If you don't have the area to use a rock system or rock isn't available go to a infiltrator system.

The only reason more mounds are being used is the fact some support areas don't have the required permeable soils to restricted soils. About 3-4 feet depending on state guide lines.
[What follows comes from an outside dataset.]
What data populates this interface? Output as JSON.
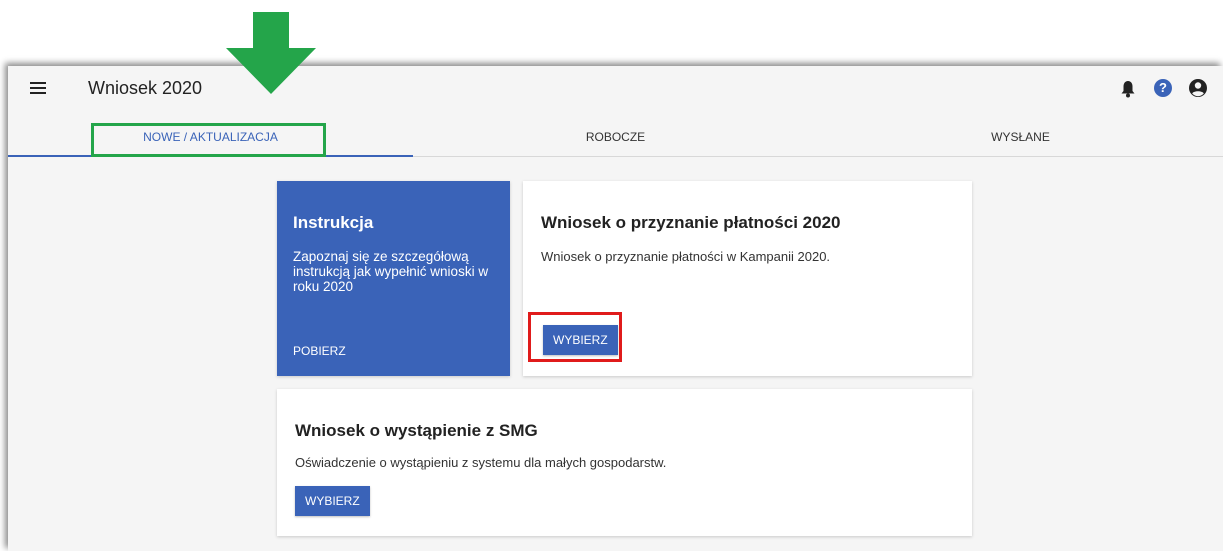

I am a certified and licensed by the MPCA in Minnesota for on site septic system installation.
 

·
Registered
Joined
·
717 Posts
Here in Pa sand mounds can cost up to 20k and understand most laws are handed down from state levels on septic and locals are the one's who must enforce them even if they don't make sense.If you can do repair now-do it,rule changes are not going to make it easier down the road-it always get worse.
 

·
Banned
Joined
·
10,106 Posts
Just think. My neighbor hasn't pumped his system in 35 years. The neighbor next door had his fail in 8 years. What can I expect!!
 

·
Banned
Joined
·
7,659 Posts
NJ is a state unto itself--do yourself a big favor a check with your local sub code official---the official is the person whose opinion counts in the long run---what works in other places may not work in NJ---I voted with my feet in 95 & sold my business--good luck---NJ is an environmental nightmare state

Lou
 

·
Registered
Joined
·
3,446 Posts
Nobody has mentioned individual packaged sewage treatment plants--they work well if a little maintenance is performed on the blowers and the timers are set right. Usually you have to have access to a creek that flows year round to discharge the treated waste into and they are usually regulated by the state's water quality division and permits are required. Septic systems usually fail because after many years the ground under the lateral fields becomes matted off and therefore impermeable. Adding new lateral lines will work if you have the room and some states allow a reduction in the amount of field tile if you use the infiltrator type leaching chambers. I personally would try to go with a treatment plant---I can't believe some of the prices quoted for a simple tile and gravel field--a lot of treatment plants can be had for far less IF your state allows their use.
 

·
Registered
Joined
·
271 Posts
How long they last depends a lot on what you put down them. Harsh soaps food scraps grease ect.also a system my still seem like it's working but the leach beds are filling up and when it stops it's to late. If you can do a fix to a system today tomarrow may be a complete new style system$$$. We have redone some systems to make it as landscaping added less then $1000 worth of shrubs and hills and installed a new leach bed. Saved from a $and Mound$$
 

·
Registered
Joined
·
9,529 Posts
M-16 is correct. A garbage disposal is not a good device to have with a septic system. I have seen 40 year old systems that have had no maintenance working very well and I have seen 4 year old systems fail.

I have also seen a sewage line connect directly to an underground cave and I have seen sewage lines that dump directly into a river. Both of these systems functioned as designed for over 100 years. The banks decided not to loan money on these homes.

Pat Ireland
 
1 - 20 of 25 Posts
Status
Not open for further replies.
Top